*** Records shown ***

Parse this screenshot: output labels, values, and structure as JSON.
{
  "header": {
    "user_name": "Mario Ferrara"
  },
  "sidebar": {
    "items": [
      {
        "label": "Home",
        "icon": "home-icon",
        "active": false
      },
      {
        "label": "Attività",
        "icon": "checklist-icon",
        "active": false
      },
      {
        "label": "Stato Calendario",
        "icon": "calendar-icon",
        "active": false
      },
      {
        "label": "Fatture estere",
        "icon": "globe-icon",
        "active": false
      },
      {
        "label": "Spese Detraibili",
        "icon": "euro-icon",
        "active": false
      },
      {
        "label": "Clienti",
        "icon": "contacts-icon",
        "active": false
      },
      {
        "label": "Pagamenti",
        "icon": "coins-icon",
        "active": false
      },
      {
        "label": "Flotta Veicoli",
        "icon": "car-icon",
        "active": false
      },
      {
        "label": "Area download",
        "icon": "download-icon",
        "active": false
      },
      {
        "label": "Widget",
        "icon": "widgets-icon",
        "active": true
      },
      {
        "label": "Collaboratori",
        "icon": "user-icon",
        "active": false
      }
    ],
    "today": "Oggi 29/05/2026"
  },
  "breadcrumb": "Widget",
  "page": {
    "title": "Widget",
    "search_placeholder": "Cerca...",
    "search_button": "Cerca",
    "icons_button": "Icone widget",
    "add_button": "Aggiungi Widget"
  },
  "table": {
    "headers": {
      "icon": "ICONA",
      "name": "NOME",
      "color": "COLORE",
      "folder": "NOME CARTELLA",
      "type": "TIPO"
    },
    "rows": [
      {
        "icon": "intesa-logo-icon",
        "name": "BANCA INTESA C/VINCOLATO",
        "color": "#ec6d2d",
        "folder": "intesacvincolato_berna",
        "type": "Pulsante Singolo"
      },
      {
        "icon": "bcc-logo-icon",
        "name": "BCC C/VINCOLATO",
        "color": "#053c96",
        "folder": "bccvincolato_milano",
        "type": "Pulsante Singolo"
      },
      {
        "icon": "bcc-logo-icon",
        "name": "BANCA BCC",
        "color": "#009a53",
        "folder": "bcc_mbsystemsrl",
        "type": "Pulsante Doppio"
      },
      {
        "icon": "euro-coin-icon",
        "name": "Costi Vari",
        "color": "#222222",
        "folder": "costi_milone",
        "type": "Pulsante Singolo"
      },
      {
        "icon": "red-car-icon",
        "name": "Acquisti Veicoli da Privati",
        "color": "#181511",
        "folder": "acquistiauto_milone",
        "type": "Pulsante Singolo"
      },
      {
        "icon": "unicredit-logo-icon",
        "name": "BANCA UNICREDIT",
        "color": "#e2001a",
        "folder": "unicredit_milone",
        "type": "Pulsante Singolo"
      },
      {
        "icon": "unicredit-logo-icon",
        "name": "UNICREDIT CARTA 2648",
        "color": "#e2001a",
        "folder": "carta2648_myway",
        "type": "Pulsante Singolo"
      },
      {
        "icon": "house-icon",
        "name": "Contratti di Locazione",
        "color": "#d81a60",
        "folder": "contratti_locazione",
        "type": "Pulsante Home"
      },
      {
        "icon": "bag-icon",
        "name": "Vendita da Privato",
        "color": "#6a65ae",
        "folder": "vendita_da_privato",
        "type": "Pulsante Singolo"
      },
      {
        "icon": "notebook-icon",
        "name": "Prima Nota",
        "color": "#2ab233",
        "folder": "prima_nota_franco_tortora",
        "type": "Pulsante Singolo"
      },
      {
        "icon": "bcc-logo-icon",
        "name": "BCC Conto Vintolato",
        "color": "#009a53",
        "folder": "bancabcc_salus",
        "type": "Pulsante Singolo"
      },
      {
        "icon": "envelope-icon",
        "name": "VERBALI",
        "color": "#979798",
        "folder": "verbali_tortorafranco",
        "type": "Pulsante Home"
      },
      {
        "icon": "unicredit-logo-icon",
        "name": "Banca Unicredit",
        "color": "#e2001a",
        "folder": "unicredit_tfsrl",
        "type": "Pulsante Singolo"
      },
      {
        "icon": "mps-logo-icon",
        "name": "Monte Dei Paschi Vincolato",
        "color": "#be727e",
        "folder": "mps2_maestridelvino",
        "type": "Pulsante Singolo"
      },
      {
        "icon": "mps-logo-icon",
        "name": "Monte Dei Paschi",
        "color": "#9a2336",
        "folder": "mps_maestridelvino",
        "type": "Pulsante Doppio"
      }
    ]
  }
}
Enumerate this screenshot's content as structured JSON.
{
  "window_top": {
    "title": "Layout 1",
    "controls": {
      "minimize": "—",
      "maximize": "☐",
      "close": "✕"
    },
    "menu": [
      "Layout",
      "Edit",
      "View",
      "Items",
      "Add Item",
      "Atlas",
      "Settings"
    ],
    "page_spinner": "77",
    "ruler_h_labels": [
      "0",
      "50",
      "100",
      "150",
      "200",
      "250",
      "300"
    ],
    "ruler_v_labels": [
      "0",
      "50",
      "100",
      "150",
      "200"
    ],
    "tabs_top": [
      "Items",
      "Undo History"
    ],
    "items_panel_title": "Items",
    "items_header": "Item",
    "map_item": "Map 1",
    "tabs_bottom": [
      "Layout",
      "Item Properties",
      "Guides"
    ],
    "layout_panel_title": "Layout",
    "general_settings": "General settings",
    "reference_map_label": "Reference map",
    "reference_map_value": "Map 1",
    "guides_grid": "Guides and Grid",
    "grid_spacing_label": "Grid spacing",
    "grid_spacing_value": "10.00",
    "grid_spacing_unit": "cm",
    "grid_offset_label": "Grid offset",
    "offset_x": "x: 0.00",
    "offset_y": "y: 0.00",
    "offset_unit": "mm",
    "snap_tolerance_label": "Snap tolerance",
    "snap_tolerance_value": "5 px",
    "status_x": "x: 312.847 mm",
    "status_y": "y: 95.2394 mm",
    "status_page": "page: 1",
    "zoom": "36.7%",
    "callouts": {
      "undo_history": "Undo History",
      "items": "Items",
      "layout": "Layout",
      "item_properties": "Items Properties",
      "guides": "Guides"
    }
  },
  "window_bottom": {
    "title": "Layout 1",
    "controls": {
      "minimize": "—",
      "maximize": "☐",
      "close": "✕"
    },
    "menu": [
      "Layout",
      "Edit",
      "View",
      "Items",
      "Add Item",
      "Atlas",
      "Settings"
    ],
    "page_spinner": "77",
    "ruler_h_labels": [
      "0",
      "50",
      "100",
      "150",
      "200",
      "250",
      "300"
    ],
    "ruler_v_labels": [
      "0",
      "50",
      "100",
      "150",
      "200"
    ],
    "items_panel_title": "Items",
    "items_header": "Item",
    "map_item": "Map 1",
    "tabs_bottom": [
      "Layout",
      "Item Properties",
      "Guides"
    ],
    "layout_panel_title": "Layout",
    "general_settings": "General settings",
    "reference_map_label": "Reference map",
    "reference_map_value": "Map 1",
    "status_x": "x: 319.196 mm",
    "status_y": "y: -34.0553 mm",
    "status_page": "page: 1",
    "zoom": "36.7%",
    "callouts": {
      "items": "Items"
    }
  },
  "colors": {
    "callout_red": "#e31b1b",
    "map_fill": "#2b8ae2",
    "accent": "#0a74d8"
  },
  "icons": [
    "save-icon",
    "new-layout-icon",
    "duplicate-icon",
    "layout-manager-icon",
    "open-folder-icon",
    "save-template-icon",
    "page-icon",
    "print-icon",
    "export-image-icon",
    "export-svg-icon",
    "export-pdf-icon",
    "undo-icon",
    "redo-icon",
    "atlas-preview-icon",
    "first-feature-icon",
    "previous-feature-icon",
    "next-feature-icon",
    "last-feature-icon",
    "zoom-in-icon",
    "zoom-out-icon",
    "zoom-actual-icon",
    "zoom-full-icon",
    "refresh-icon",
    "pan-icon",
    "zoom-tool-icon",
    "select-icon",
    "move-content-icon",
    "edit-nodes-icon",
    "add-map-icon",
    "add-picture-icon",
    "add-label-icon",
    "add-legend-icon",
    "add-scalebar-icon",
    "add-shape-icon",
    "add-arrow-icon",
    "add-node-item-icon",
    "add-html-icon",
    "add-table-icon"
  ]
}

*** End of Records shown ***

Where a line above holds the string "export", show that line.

    "export-image-icon",
    "export-svg-icon",
    "export-pdf-icon",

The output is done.